DATA EXTRACT:
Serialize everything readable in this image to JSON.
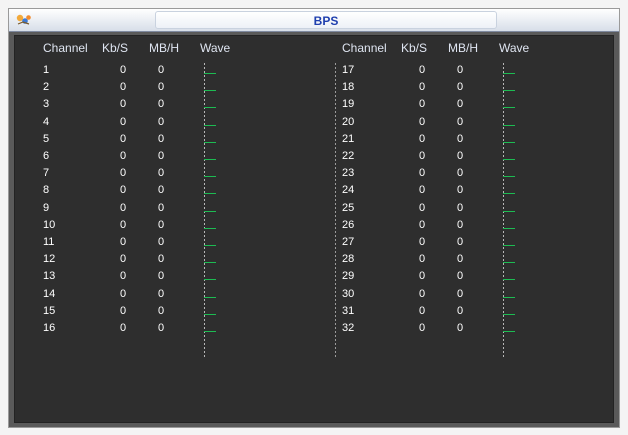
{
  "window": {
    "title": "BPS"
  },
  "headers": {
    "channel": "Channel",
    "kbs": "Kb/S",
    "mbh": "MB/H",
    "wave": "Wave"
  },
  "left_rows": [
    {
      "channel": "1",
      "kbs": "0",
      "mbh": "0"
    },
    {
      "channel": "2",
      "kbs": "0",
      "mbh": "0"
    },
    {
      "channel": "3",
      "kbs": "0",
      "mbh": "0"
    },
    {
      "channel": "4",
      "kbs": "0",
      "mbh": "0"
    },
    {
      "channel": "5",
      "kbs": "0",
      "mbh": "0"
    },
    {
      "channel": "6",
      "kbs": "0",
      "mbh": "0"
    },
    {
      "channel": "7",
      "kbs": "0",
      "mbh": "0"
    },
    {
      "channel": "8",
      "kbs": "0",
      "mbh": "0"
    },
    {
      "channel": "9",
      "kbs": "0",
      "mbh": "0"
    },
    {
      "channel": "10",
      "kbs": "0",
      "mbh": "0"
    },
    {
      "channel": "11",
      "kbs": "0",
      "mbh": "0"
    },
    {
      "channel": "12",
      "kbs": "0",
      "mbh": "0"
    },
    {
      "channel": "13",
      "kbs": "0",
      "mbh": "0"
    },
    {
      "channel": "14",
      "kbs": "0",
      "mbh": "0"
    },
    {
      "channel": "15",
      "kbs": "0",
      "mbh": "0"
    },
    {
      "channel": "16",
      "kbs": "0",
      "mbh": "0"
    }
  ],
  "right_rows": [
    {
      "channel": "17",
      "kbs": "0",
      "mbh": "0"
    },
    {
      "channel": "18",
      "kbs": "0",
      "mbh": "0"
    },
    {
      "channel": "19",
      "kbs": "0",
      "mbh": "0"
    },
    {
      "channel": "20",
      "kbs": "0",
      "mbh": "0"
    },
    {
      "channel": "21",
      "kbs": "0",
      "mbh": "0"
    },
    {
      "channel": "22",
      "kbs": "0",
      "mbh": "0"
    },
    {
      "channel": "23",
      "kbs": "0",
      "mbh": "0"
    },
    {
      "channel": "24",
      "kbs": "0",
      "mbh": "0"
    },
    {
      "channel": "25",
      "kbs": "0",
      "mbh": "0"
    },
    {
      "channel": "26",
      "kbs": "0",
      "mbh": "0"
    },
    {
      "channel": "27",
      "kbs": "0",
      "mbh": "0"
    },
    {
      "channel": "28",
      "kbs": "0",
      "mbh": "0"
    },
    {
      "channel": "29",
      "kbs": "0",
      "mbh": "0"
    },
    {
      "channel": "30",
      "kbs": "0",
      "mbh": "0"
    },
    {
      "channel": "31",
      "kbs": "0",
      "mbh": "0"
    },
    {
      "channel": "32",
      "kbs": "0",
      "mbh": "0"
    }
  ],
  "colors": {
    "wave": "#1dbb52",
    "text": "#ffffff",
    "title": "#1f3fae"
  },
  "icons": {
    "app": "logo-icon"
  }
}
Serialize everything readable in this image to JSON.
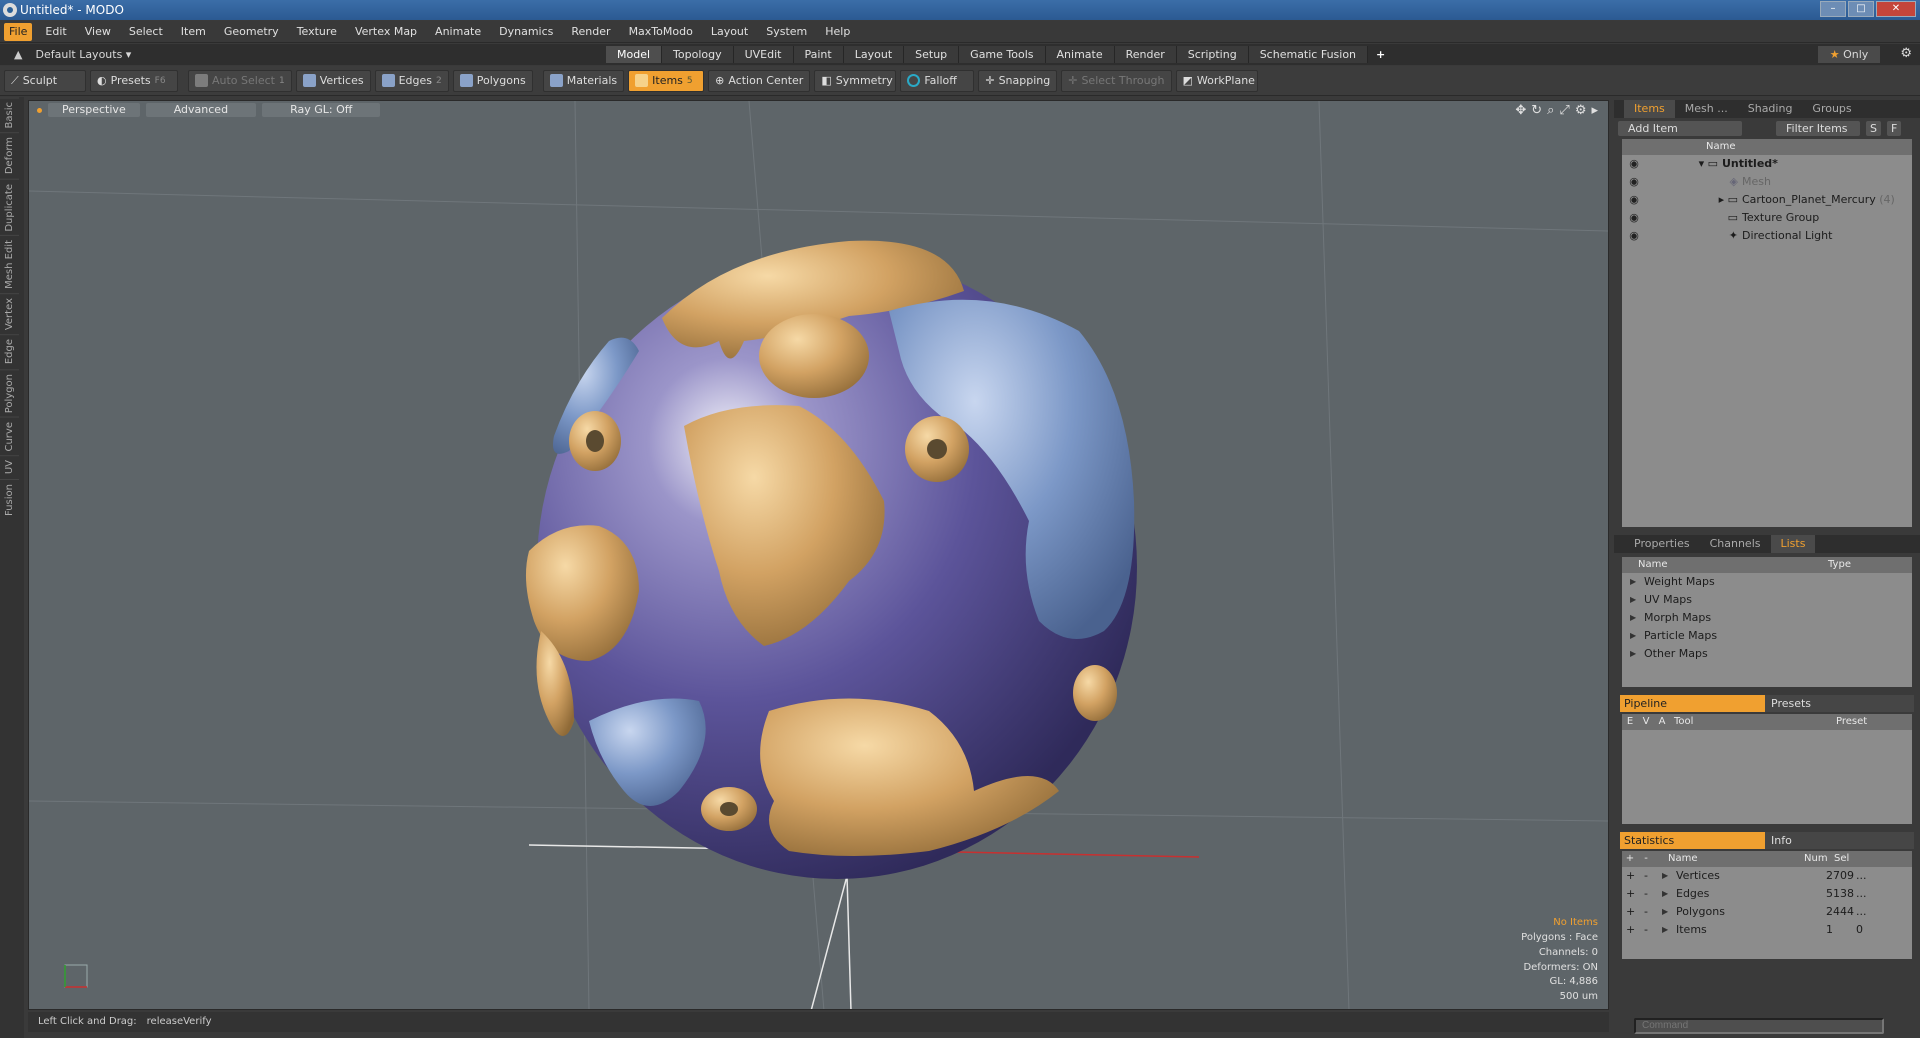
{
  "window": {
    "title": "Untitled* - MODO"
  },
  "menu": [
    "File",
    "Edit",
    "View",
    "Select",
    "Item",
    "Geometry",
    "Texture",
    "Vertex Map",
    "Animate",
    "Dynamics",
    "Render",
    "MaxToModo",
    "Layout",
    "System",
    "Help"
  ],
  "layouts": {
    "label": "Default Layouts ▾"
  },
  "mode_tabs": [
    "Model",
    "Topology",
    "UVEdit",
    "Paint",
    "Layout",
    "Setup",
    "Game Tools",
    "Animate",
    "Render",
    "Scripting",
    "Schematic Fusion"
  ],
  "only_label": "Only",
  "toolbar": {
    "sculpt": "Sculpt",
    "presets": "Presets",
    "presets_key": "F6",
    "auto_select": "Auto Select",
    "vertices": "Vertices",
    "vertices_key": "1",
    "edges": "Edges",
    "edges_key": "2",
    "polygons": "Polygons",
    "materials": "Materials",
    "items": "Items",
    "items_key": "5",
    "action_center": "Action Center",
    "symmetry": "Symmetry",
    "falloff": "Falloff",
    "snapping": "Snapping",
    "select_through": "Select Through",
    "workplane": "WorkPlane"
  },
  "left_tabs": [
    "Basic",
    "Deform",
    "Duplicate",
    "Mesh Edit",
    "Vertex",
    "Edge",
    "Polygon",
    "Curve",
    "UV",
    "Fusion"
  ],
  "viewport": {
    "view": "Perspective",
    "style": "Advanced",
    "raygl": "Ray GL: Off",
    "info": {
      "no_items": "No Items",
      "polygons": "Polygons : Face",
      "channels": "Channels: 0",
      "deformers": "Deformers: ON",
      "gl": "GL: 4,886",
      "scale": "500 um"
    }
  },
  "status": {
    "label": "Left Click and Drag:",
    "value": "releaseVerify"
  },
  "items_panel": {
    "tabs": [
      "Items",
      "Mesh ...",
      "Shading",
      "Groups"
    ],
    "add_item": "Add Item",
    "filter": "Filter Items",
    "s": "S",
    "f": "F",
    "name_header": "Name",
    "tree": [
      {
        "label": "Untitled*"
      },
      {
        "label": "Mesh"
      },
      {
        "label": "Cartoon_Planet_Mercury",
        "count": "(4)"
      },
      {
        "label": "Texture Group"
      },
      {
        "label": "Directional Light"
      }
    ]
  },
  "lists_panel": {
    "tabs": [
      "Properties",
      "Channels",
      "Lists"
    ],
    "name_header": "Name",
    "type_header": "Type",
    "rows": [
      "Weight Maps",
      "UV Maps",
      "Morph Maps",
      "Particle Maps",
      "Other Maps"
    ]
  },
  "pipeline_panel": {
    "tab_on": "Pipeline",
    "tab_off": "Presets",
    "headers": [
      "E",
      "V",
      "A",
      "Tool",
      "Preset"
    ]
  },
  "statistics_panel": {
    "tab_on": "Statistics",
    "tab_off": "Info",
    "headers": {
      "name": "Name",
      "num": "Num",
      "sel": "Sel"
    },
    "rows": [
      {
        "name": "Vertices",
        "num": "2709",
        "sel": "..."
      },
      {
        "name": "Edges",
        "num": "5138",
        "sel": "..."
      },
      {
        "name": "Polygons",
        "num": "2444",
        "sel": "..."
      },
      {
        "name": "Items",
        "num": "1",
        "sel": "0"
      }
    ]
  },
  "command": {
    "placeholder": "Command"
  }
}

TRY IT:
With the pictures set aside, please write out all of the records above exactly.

THE COMPLETED TASK:
Serialize everything readable in this image to JSON.
{
  "window": {
    "title": "BPS"
  },
  "headers": {
    "channel": "Channel",
    "kbs": "Kb/S",
    "mbh": "MB/H",
    "wave": "Wave"
  },
  "left_rows": [
    {
      "channel": "1",
      "kbs": "0",
      "mbh": "0"
    },
    {
      "channel": "2",
      "kbs": "0",
      "mbh": "0"
    },
    {
      "channel": "3",
      "kbs": "0",
      "mbh": "0"
    },
    {
      "channel": "4",
      "kbs": "0",
      "mbh": "0"
    },
    {
      "channel": "5",
      "kbs": "0",
      "mbh": "0"
    },
    {
      "channel": "6",
      "kbs": "0",
      "mbh": "0"
    },
    {
      "channel": "7",
      "kbs": "0",
      "mbh": "0"
    },
    {
      "channel": "8",
      "kbs": "0",
      "mbh": "0"
    },
    {
      "channel": "9",
      "kbs": "0",
      "mbh": "0"
    },
    {
      "channel": "10",
      "kbs": "0",
      "mbh": "0"
    },
    {
      "channel": "11",
      "kbs": "0",
      "mbh": "0"
    },
    {
      "channel": "12",
      "kbs": "0",
      "mbh": "0"
    },
    {
      "channel": "13",
      "kbs": "0",
      "mbh": "0"
    },
    {
      "channel": "14",
      "kbs": "0",
      "mbh": "0"
    },
    {
      "channel": "15",
      "kbs": "0",
      "mbh": "0"
    },
    {
      "channel": "16",
      "kbs": "0",
      "mbh": "0"
    }
  ],
  "right_rows": [
    {
      "channel": "17",
      "kbs": "0",
      "mbh": "0"
    },
    {
      "channel": "18",
      "kbs": "0",
      "mbh": "0"
    },
    {
      "channel": "19",
      "kbs": "0",
      "mbh": "0"
    },
    {
      "channel": "20",
      "kbs": "0",
      "mbh": "0"
    },
    {
      "channel": "21",
      "kbs": "0",
      "mbh": "0"
    },
    {
      "channel": "22",
      "kbs": "0",
      "mbh": "0"
    },
    {
      "channel": "23",
      "kbs": "0",
      "mbh": "0"
    },
    {
      "channel": "24",
      "kbs": "0",
      "mbh": "0"
    },
    {
      "channel": "25",
      "kbs": "0",
      "mbh": "0"
    },
    {
      "channel": "26",
      "kbs": "0",
      "mbh": "0"
    },
    {
      "channel": "27",
      "kbs": "0",
      "mbh": "0"
    },
    {
      "channel": "28",
      "kbs": "0",
      "mbh": "0"
    },
    {
      "channel": "29",
      "kbs": "0",
      "mbh": "0"
    },
    {
      "channel": "30",
      "kbs": "0",
      "mbh": "0"
    },
    {
      "channel": "31",
      "kbs": "0",
      "mbh": "0"
    },
    {
      "channel": "32",
      "kbs": "0",
      "mbh": "0"
    }
  ],
  "colors": {
    "wave": "#1dbb52",
    "text": "#ffffff",
    "title": "#1f3fae"
  },
  "icons": {
    "app": "logo-icon"
  }
}
Serialize everything readable in this image to JSON.
{
  "window": {
    "title": "Untitled* - MODO"
  },
  "menu": [
    "File",
    "Edit",
    "View",
    "Select",
    "Item",
    "Geometry",
    "Texture",
    "Vertex Map",
    "Animate",
    "Dynamics",
    "Render",
    "MaxToModo",
    "Layout",
    "System",
    "Help"
  ],
  "layouts": {
    "label": "Default Layouts ▾"
  },
  "mode_tabs": [
    "Model",
    "Topology",
    "UVEdit",
    "Paint",
    "Layout",
    "Setup",
    "Game Tools",
    "Animate",
    "Render",
    "Scripting",
    "Schematic Fusion"
  ],
  "only_label": "Only",
  "toolbar": {
    "sculpt": "Sculpt",
    "presets": "Presets",
    "presets_key": "F6",
    "auto_select": "Auto Select",
    "vertices": "Vertices",
    "vertices_key": "1",
    "edges": "Edges",
    "edges_key": "2",
    "polygons": "Polygons",
    "materials": "Materials",
    "items": "Items",
    "items_key": "5",
    "action_center": "Action Center",
    "symmetry": "Symmetry",
    "falloff": "Falloff",
    "snapping": "Snapping",
    "select_through": "Select Through",
    "workplane": "WorkPlane"
  },
  "left_tabs": [
    "Basic",
    "Deform",
    "Duplicate",
    "Mesh Edit",
    "Vertex",
    "Edge",
    "Polygon",
    "Curve",
    "UV",
    "Fusion"
  ],
  "viewport": {
    "view": "Perspective",
    "style": "Advanced",
    "raygl": "Ray GL: Off",
    "info": {
      "no_items": "No Items",
      "polygons": "Polygons : Face",
      "channels": "Channels: 0",
      "deformers": "Deformers: ON",
      "gl": "GL: 4,886",
      "scale": "500 um"
    }
  },
  "status": {
    "label": "Left Click and Drag:",
    "value": "releaseVerify"
  },
  "items_panel": {
    "tabs": [
      "Items",
      "Mesh ...",
      "Shading",
      "Groups"
    ],
    "add_item": "Add Item",
    "filter": "Filter Items",
    "s": "S",
    "f": "F",
    "name_header": "Name",
    "tree": [
      {
        "label": "Untitled*"
      },
      {
        "label": "Mesh"
      },
      {
        "label": "Cartoon_Planet_Mercury",
        "count": "(4)"
      },
      {
        "label": "Texture Group"
      },
      {
        "label": "Directional Light"
      }
    ]
  },
  "lists_panel": {
    "tabs": [
      "Properties",
      "Channels",
      "Lists"
    ],
    "name_header": "Name",
    "type_header": "Type",
    "rows": [
      "Weight Maps",
      "UV Maps",
      "Morph Maps",
      "Particle Maps",
      "Other Maps"
    ]
  },
  "pipeline_panel": {
    "tab_on": "Pipeline",
    "tab_off": "Presets",
    "headers": [
      "E",
      "V",
      "A",
      "Tool",
      "Preset"
    ]
  },
  "statistics_panel": {
    "tab_on": "Statistics",
    "tab_off": "Info",
    "headers": {
      "name": "Name",
      "num": "Num",
      "sel": "Sel"
    },
    "rows": [
      {
        "name": "Vertices",
        "num": "2709",
        "sel": "..."
      },
      {
        "name": "Edges",
        "num": "5138",
        "sel": "..."
      },
      {
        "name": "Polygons",
        "num": "2444",
        "sel": "..."
      },
      {
        "name": "Items",
        "num": "1",
        "sel": "0"
      }
    ]
  },
  "command": {
    "placeholder": "Command"
  }
}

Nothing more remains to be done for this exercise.